The Thrill of Exploration by Chris Stout
First and foremost, many thanks to Alexa and all of you for allowing a thriller writer to bomb in on this blog. I'll try not to break too much stuff while I'm here.
I'm a big believer in trying new things. I haven't always been this way, of course. It's hard to break out of the mindset of "do one thing, and do it really well." The drawback to that, however, is the possibility of missing out on all sorts of cool opportunities and experiences. For a writer, there are further dangers: burn-out, stagnation, boredom, feeling like you've said all you can. All of these can bring production to a screaming halt. Perhaps more importantly, the very act of creativity itself requires bringing something new to the table. Every artist strives to grow and evolve. Sometimes that means branching out onto a new path.
To illustrate: I refer to myself a thriller writer. My master's thesis was a thriller. If you ask me what kind of books I like to read, I'll recite authors like MacLean, Morrell, Child and Eisler. Same with the movies: if it has stuff that blows up, I'll probably want to watch it. I always figured that if I ever were to make a living as a writer, it would be by writing thrillers. I still hold onto that goal, but I've found that some of the stories I have to tell don't fit neatly into the realm of action and adventure. So what I am supposed to do with those?
The short answer, of course, is: write them. Believe it or not, I kicked against this notion for years, simple though it seems. I was convinced that writing time spent on something other than my genre was time that was wasted. It took earning an MA from Seton Hill University's Writing Popular Fiction program to break me out of that mindset, and working towards my MFA has served as a reminder. There is a whole world of fiction to explore and be a part of. Refusing to write (or read) a story because it's "different" is purely self-defeating. In fact, my first two publications were outside of the thriller genre. One was horror, the other was fantasy. Those opportunities would have passed me by if I'd limited myself to my stated genre.

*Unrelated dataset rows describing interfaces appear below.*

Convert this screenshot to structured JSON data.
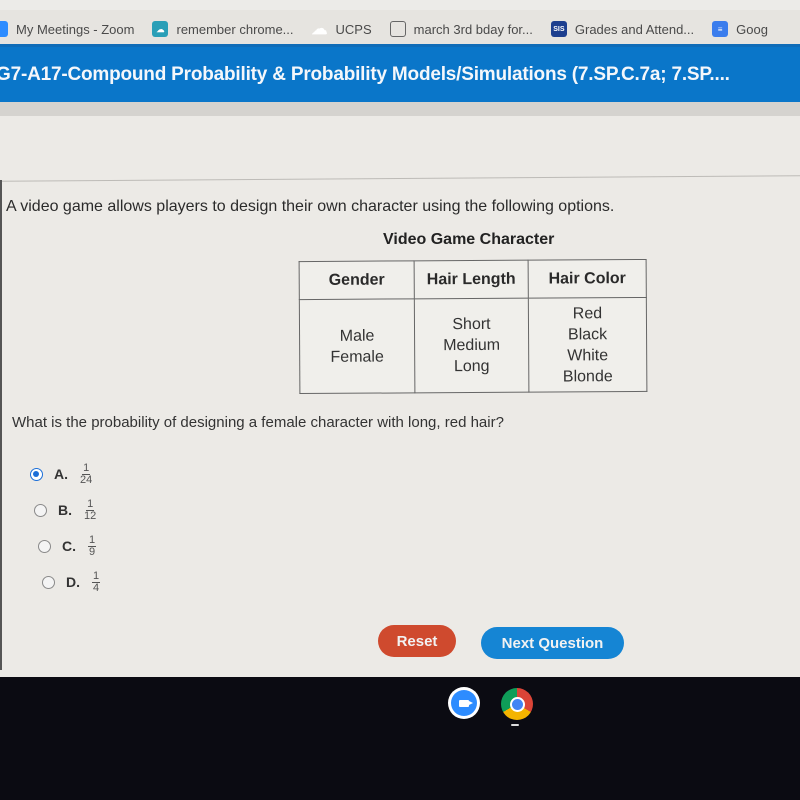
{
  "bookmarks": [
    {
      "icon": "zoom-icon",
      "label": "My Meetings - Zoom"
    },
    {
      "icon": "chrome-app-icon",
      "label": "remember chrome..."
    },
    {
      "icon": "cloud-icon",
      "label": "UCPS"
    },
    {
      "icon": "document-icon",
      "label": "march 3rd bday for..."
    },
    {
      "icon": "sis-icon",
      "icon_text": "SIS",
      "label": "Grades and Attend..."
    },
    {
      "icon": "google-docs-icon",
      "label": "Goog"
    }
  ],
  "header": {
    "title": "G7-A17-Compound Probability & Probability Models/Simulations (7.SP.C.7a; 7.SP...."
  },
  "problem": {
    "intro": "A video game allows players to design their own character using the following options.",
    "table_title": "Video Game Character",
    "table": {
      "headers": [
        "Gender",
        "Hair Length",
        "Hair Color"
      ],
      "columns": [
        [
          "Male",
          "Female"
        ],
        [
          "Short",
          "Medium",
          "Long"
        ],
        [
          "Red",
          "Black",
          "White",
          "Blonde"
        ]
      ]
    },
    "question": "What is the probability of designing a female character with long, red hair?",
    "choices": [
      {
        "letter": "A.",
        "numerator": "1",
        "denominator": "24",
        "selected": true
      },
      {
        "letter": "B.",
        "numerator": "1",
        "denominator": "12",
        "selected": false
      },
      {
        "letter": "C.",
        "numerator": "1",
        "denominator": "9",
        "selected": false
      },
      {
        "letter": "D.",
        "numerator": "1",
        "denominator": "4",
        "selected": false
      }
    ]
  },
  "buttons": {
    "reset": "Reset",
    "next": "Next Question"
  },
  "colors": {
    "header_blue": "#0a76c9",
    "reset_red": "#cf4a2e",
    "next_blue": "#1585d4",
    "radio_selected": "#1c6fd8"
  },
  "shelf": {
    "apps": [
      "Zoom",
      "Google Chrome"
    ]
  }
}
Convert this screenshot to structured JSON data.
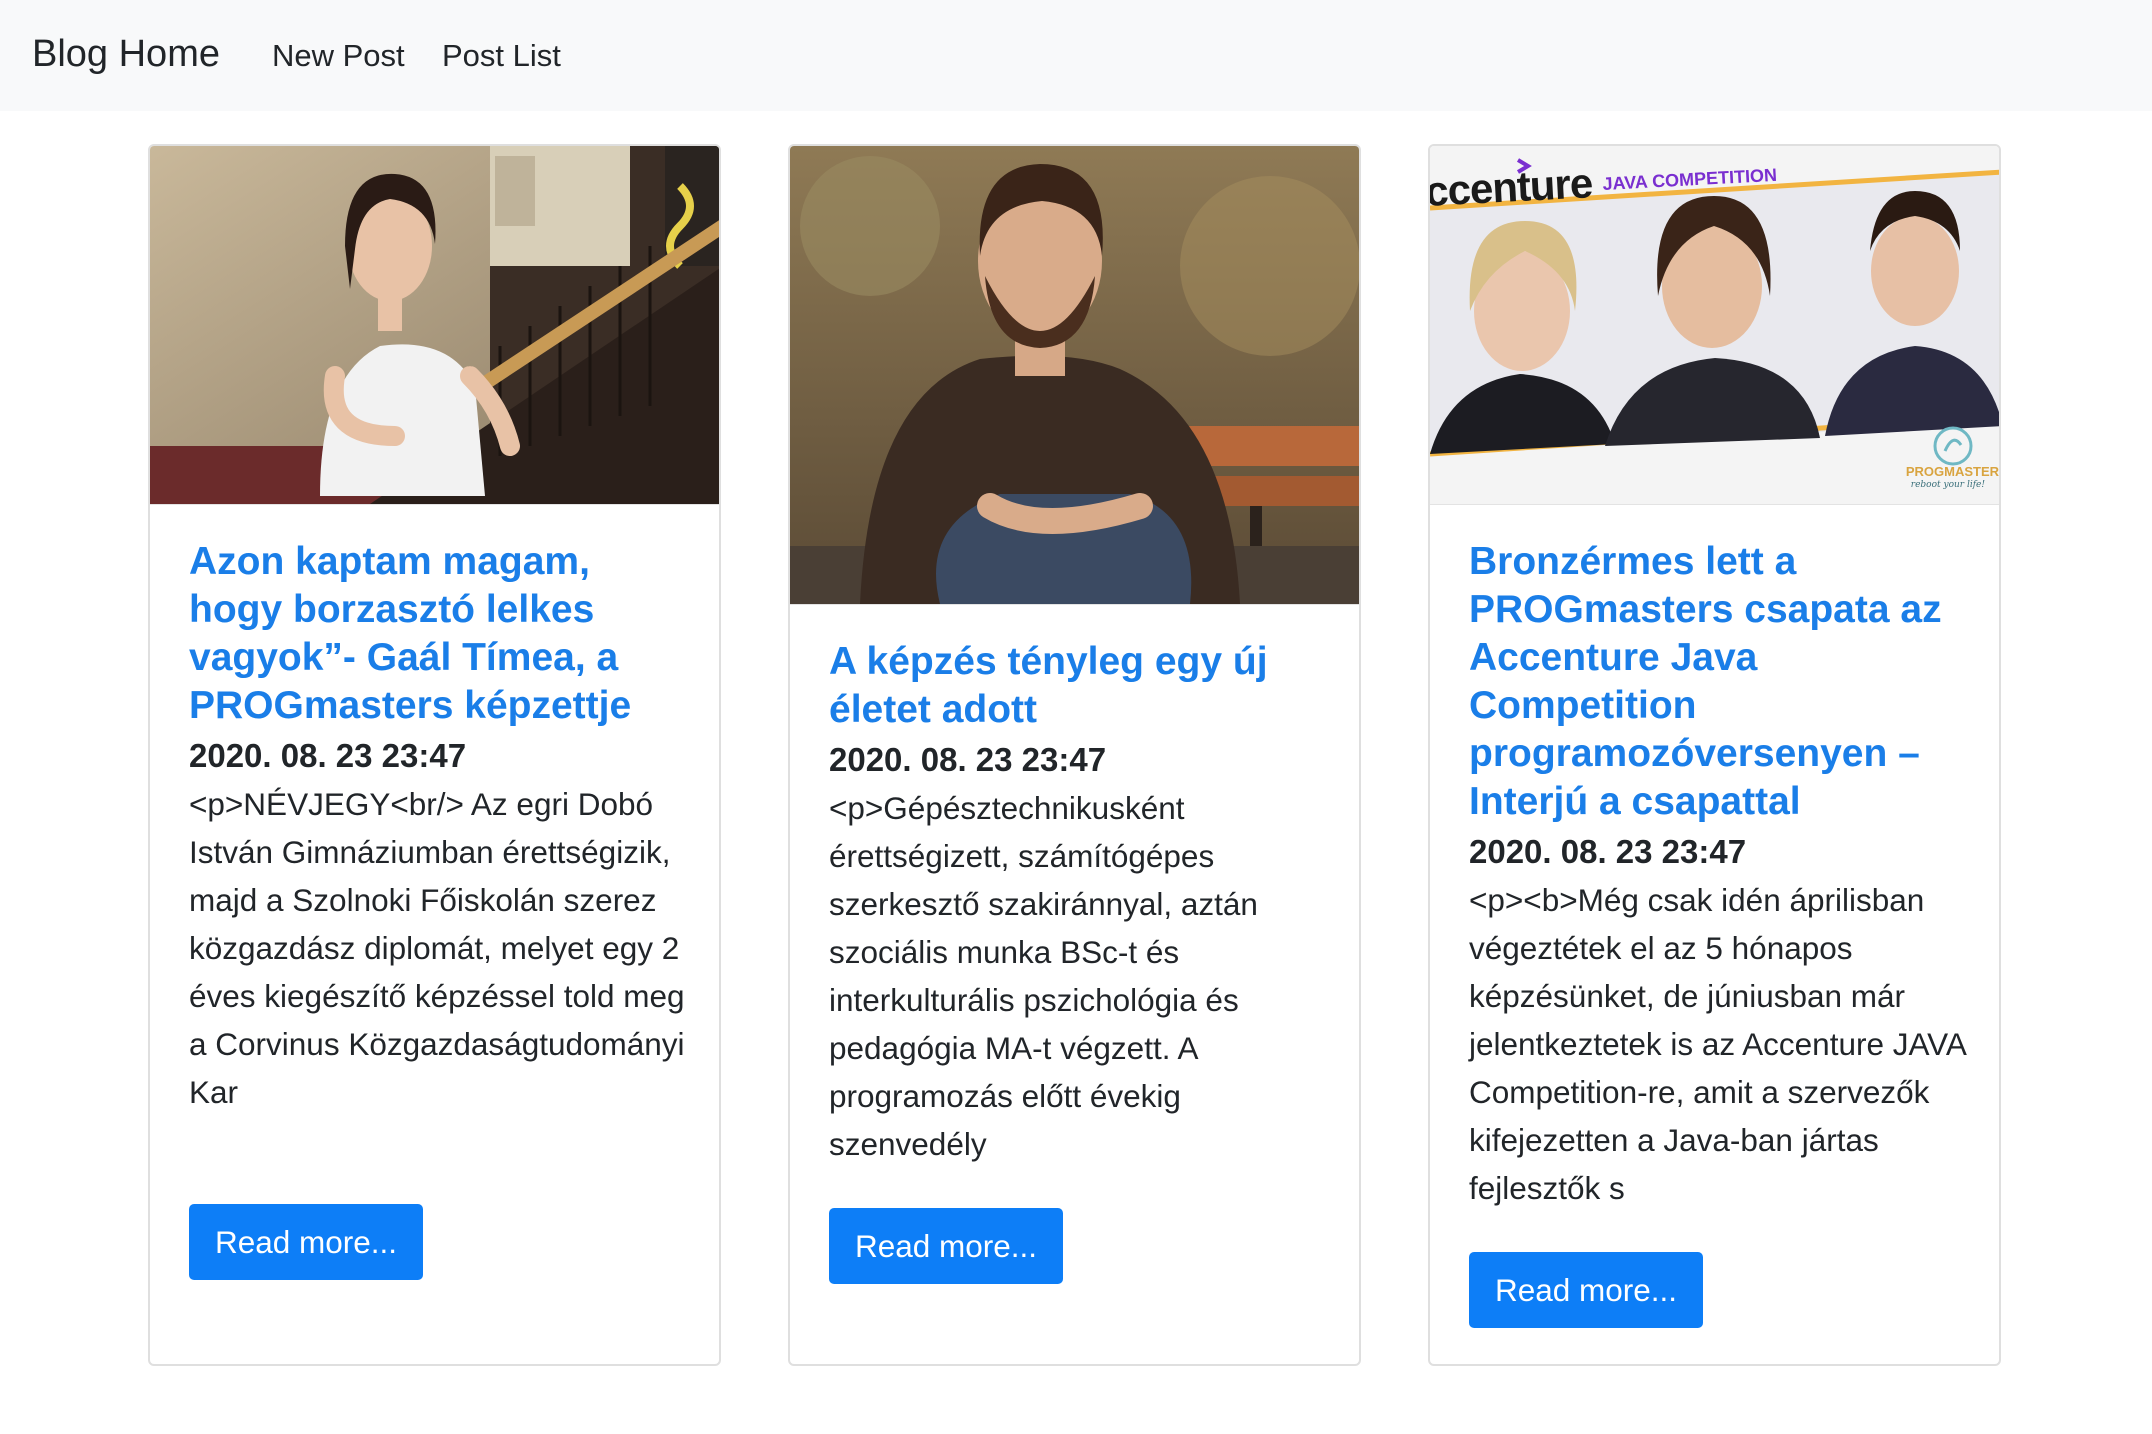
{
  "navbar": {
    "brand": "Blog Home",
    "links": [
      "New Post",
      "Post List"
    ]
  },
  "posts": [
    {
      "title": "Azon kaptam magam, hogy borzasztó lelkes vagyok”- Gaál Tímea, a PROGmasters képzettje",
      "date": "2020. 08. 23 23:47",
      "excerpt": "<p>NÉVJEGY<br/> Az egri Dobó István Gimnáziumban érettségizik, majd a Szolnoki Főiskolán szerez közgazdász diplomát, melyet egy 2 éves kiegészítő képzéssel told meg a Corvinus Közgazdaságtudományi Kar",
      "button": "Read more..."
    },
    {
      "title": "A képzés tényleg egy új életet adott",
      "date": "2020. 08. 23 23:47",
      "excerpt": "<p>Gépésztechnikusként érettségizett, számítógépes szerkesztő szakiránnyal, aztán szociális munka BSc-t és interkulturális pszichológia és pedagógia MA-t végzett. A programozás előtt évekig szenvedély",
      "button": "Read more..."
    },
    {
      "title": "Bronzérmes lett a PROGmasters csapata az Accenture Java Competition programozóversenyen – Interjú a csapattal",
      "date": "2020. 08. 23 23:47",
      "excerpt": "<p><b>Még csak idén áprilisban végeztétek el az 5 hónapos képzésünket, de júniusban már jelentkeztetek is az Accenture JAVA Competition-re, amit a szervezők kifejezetten a Java-ban jártas fejlesztők s",
      "button": "Read more...",
      "banner": {
        "logo": "ccenture",
        "subtitle": "JAVA COMPETITION",
        "partner": "PROGMASTER",
        "tagline": "reboot your life!"
      }
    }
  ],
  "colors": {
    "navbar_bg": "#f8f9fa",
    "link": "#1a7ee8",
    "button": "#0d7ef7",
    "banner_purple": "#7a2fd0",
    "banner_gold": "#f2b441"
  }
}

Now, meandering through different genres is not without its drawbacks. These days, the publishing world is all about establishing the author as a "brand." With this branding is the expectation of consistency. If you are a writer following the traditional route towards publication, you will probably need to adopt different aliases for different genres, assuming you want to publish those side-projects. That can create its own set of headaches, and lead one to conclude that all this talk of exploration is a waste of time after all. However, even if you never publish or even write a complete work in a different genre, it can still be worth exploring. You can take notes on your travels, and adapt the techniques you discover to suit your own purposes. The tension between the lead characters in a romance, for example, can help inform the relationship you create between your thriller hero and his nemesis. The rich world building found in fantasies could help a romance writer bring the setting of her seaside town to vivid life. The heart-stopping action sequences in a thriller can help turn the sweeping battles of an epic fantasy into a tense, personal battle for the heroes.
Knowledge and experience are powerful tools. They provide more than just a good feeling. As an author, you will be able to pay them forward to your readers. Take the chance and try something new once in a while. No matter what you consider to be your genre, you will enrich the stories you tell and thrill your readers with the fresh imagination that you provide. With that, everyone benefits.
Thanks again for the chance to guest post here. Happy reading and writing to you all, and don't be afraid to go exploring!
About the Author
Chris Stout is the author of the novel Days of Reckoning and several short stories. You can follow him on Twitter @ctstout, or follow his blog at ctstout.blogspot.com.
You can purchase his novel Days of Reckoning from Amazon and Barnes & Noble. If you'd like to read one of Chris Stout's short stories, you can get "Charmer" from Amazon and Barnes & Noble as well.
NEXT UP: The first guest blog post in a series from contributors to Many Genres, One Craft. Rachael Pruitt is the first up!